It should be noted that Vedanta is in no way opposed to science. The purpose of both is knowledge. I’m quite interested in certain fields of science and have found that, on the other side of the Newtonian paradigm, many aspects of Upanishadic teaching can be correlated with the latest current scientific understandings.
Crucially, however, Vedanta reaches beyond the limits of the physical sciences. The physical sciences are a means of knowledge for the physical universe. Vedanta is a means of knowledge for the self – and this by extension includes the self as it appears as the world of objects. Science seeks to understand the dream within the dream, which it is equipped to do. But it cannot penetrate beyond the dream, because that is beyond its scope as a means of knowledge. A means of knowledge is always specific to that knoweldge. Just as the eyes are a means of knowledge for sight and not for sound, the physical sciences are a means of knowledge for the world of mithya rather than satya.
The scope of Vedanta’s teaching is classified by many as “metaphysical.” Yet, in seeking to understand the phenomenonal (the effect), when we fail to account for the noumenonal (the cause), we can only ever have incomplete knowledge.
You mentioned the causal body and seemed to imply that it may be out of whack with our current scientific understanding. I wouldn’t be so certain. At a microcosmic level, the causal body equates with what psychologists call the unconscious, and at the macrocosmic level it is the seed state out of which matter and form arises. It’s invisible, so cannot be objectified, but its existence can be inferred by its effects. According to Vedanta, from this causal seed state, the universe eternally cycles into and out of manifestation. (As far as I know, the idea of a cyclical Creation is in line with scientists’ theories). Again, being unmanifest, the causal cannot be quantified, but it logically must exist because every effect requires an ultimate cause (hence the term “causal”).
Mark: James’ definition of enlightenment is “the hard and fast knowledge that you are the Self, unlimited boundless awareness.” This definition does not specify knowing anything about the Creation or causal bodies. Can’t a jiva realize that they are non-dual limitless awareness without “knowing” anything about how the Creation happens?
Rory: Certainly! The problem is that one needs to contextualise this realisation. In many ways, the easy part is the realisation “I am awareness.” A simple examination of our immediate, everyday experience can reveal this. The difficult part is integrating this knowledge and figuring out how this self, this awareness, relates to the apparent person and the apparent world appearing in it. In some ways, the realisation “I am awareness” is just the beginning of the journey.
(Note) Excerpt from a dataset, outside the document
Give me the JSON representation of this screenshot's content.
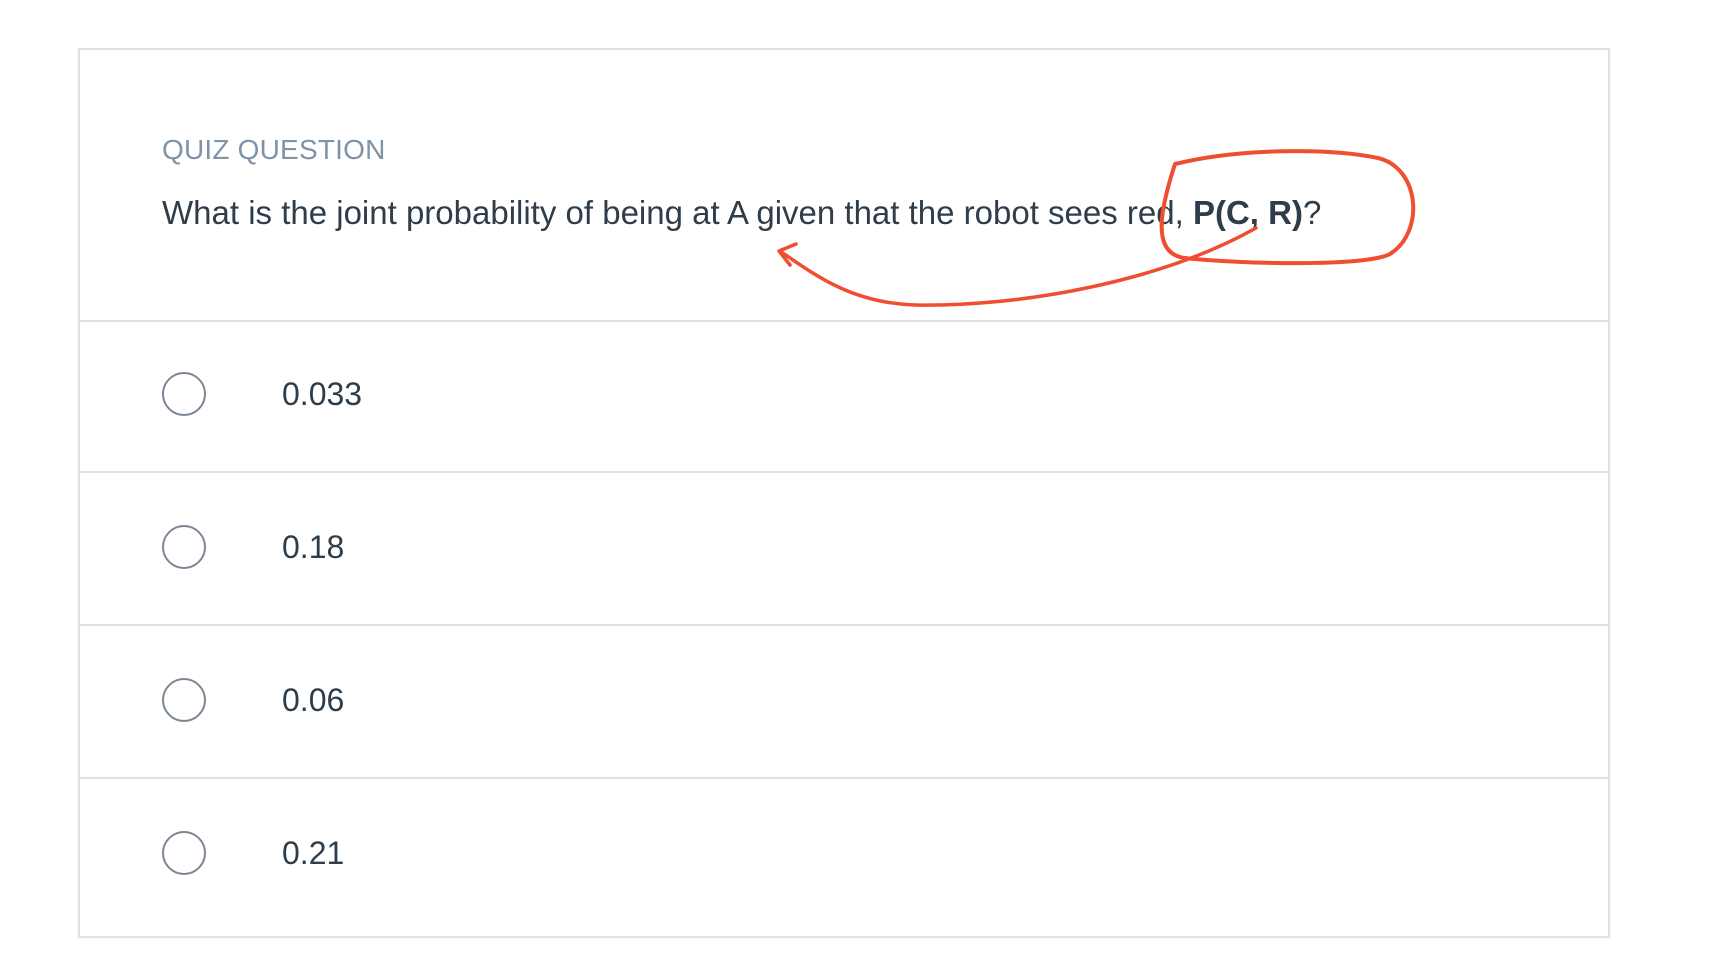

I know it was for me. I remember reading books by Eckhart, Adyashanti and Gangaji years ago and being totally sold on the fact that I was awareness – but I didn’t really know what that actually meant.
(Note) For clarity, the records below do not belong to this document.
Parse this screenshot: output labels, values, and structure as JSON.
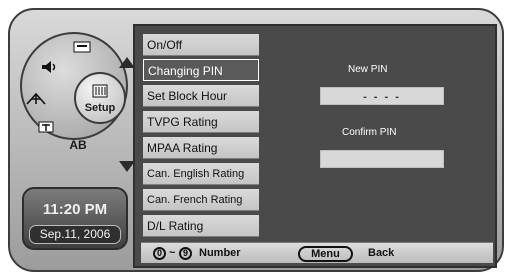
{
  "setup_label": "Setup",
  "menu": {
    "items": [
      {
        "label": "On/Off"
      },
      {
        "label": "Changing PIN"
      },
      {
        "label": "Set Block Hour"
      },
      {
        "label": "TVPG Rating"
      },
      {
        "label": "MPAA Rating"
      },
      {
        "label": "Can. English Rating"
      },
      {
        "label": "Can. French Rating"
      },
      {
        "label": "D/L Rating"
      }
    ]
  },
  "pin": {
    "new_label": "New PIN",
    "new_value": "- - - -",
    "confirm_label": "Confirm PIN",
    "confirm_value": ""
  },
  "footer": {
    "key_start": "0",
    "tilde": "~",
    "key_end": "9",
    "number_label": "Number",
    "menu_key": "Menu",
    "back_label": "Back"
  },
  "clock": {
    "time": "11:20 PM",
    "date": "Sep.11, 2006"
  },
  "dial": {
    "segment_ab": "AB"
  }
}
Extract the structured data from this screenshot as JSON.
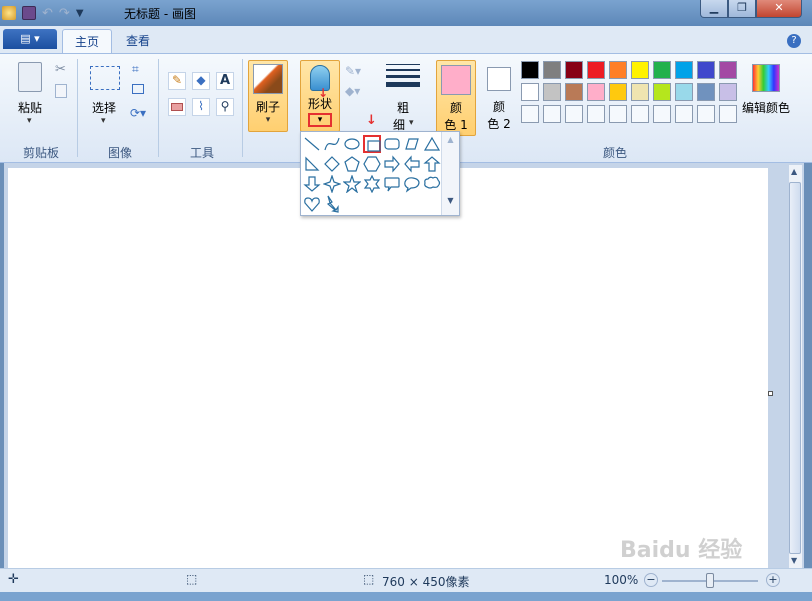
{
  "window": {
    "title": "无标题 - 画图",
    "min_label": "▁",
    "max_label": "❐",
    "close_label": "✕"
  },
  "tabs": [
    {
      "label": "主页"
    },
    {
      "label": "查看"
    }
  ],
  "help_label": "?",
  "ribbon": {
    "clipboard": {
      "paste_label": "粘贴",
      "group_label": "剪贴板"
    },
    "image": {
      "select_label": "选择",
      "group_label": "图像"
    },
    "tools": {
      "group_label": "工具",
      "text_tool": "A"
    },
    "brushes": {
      "label": "刷子"
    },
    "shapes": {
      "label": "形状"
    },
    "size": {
      "label_1": "粗",
      "label_2": "细"
    },
    "color1": {
      "label_1": "颜",
      "label_2": "色 1"
    },
    "color2": {
      "label_1": "颜",
      "label_2": "色 2"
    },
    "colors_group_label": "颜色",
    "edit_colors_label": "编辑颜色",
    "palette_row1": [
      "#000000",
      "#7f7f7f",
      "#880015",
      "#ed1c24",
      "#ff7f27",
      "#fff200",
      "#22b14c",
      "#00a2e8",
      "#3f48cc",
      "#a349a4"
    ],
    "palette_row2": [
      "#ffffff",
      "#c3c3c3",
      "#b97a57",
      "#ffaec9",
      "#ffc90e",
      "#efe4b0",
      "#b5e61d",
      "#99d9ea",
      "#7092be",
      "#c8bfe7"
    ],
    "color1_value": "#ffaec9",
    "color2_value": "#ffffff"
  },
  "shapes_gallery": {
    "row1": [
      "line-shape",
      "curve-shape",
      "oval-shape",
      "rectangle-shape",
      "rounded-rectangle-shape",
      "polygon-shape",
      "triangle-shape"
    ],
    "row2": [
      "right-triangle-shape",
      "diamond-shape",
      "pentagon-shape",
      "hexagon-shape",
      "right-arrow-shape",
      "left-arrow-shape",
      "up-arrow-shape"
    ],
    "row3": [
      "down-arrow-shape",
      "four-point-star-shape",
      "five-point-star-shape",
      "six-point-star-shape",
      "rounded-callout-shape",
      "oval-callout-shape",
      "cloud-callout-shape"
    ],
    "row4": [
      "heart-shape",
      "lightning-shape"
    ]
  },
  "status": {
    "image_size": "760 × 450像素",
    "zoom": "100%"
  },
  "watermark": "Baidu 经验"
}
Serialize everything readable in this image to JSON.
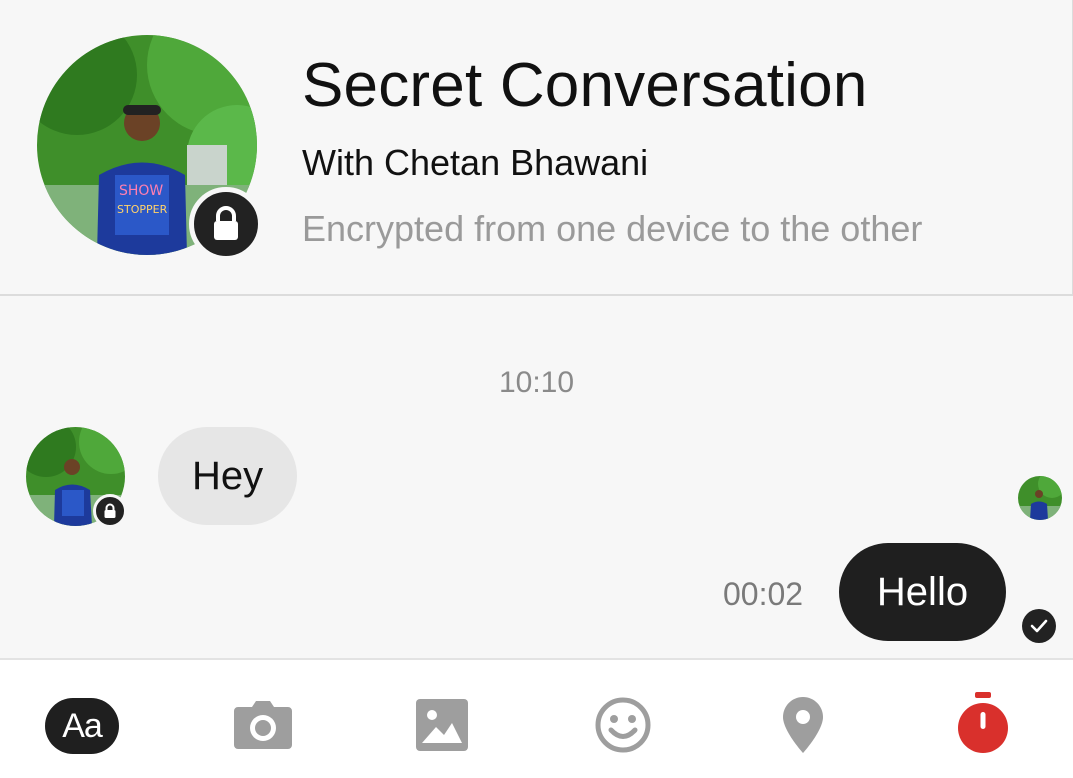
{
  "header": {
    "title": "Secret Conversation",
    "subtitle": "With Chetan Bhawani",
    "description": "Encrypted from one device to the other"
  },
  "messages": {
    "timestamp": "10:10",
    "incoming": {
      "text": "Hey"
    },
    "outgoing": {
      "text": "Hello",
      "time": "00:02"
    }
  },
  "toolbar": {
    "text_button_label": "Aa",
    "items": [
      "text-icon",
      "camera-icon",
      "gallery-icon",
      "emoji-icon",
      "location-icon",
      "timer-icon"
    ]
  },
  "colors": {
    "background": "#f7f7f7",
    "outgoing_bubble": "#1f1f1f",
    "incoming_bubble": "#e6e6e6",
    "icon_gray": "#9e9e9e",
    "timer_red": "#d9302c"
  }
}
Many of the Neo-Advaita teachings focus exclusively on knowing one’s nature as awareness, which is certainly good, but without an adequate means of explaining and understanding the apparent Creation, i.e. the jiva and Isvara, questions arise and confusion is inevitable.
I certainly don’t think it’s necessary to spend decades studying every nuance of Vedantic teaching, unless of course one wants to (I happen to enjoy doing so) but the basics are necessary just to provide a grounding and orientation. You do need “the whole enchilada” as James puts it. I learned the hard way that cherry-picking key aspects of the teaching just doesn’t work. It’s like taking a map and cutting out only your favourite parts of it and then wondering why you got hopelessly lost.
I think the main problem with the Neo approach is they leave Isvara out of the equation entirely. They talk about the jiva and the self, but miss out the middle rungs of the “ladder” completely. Understanding Isvara is what bridges all seeming division between the jiva and self.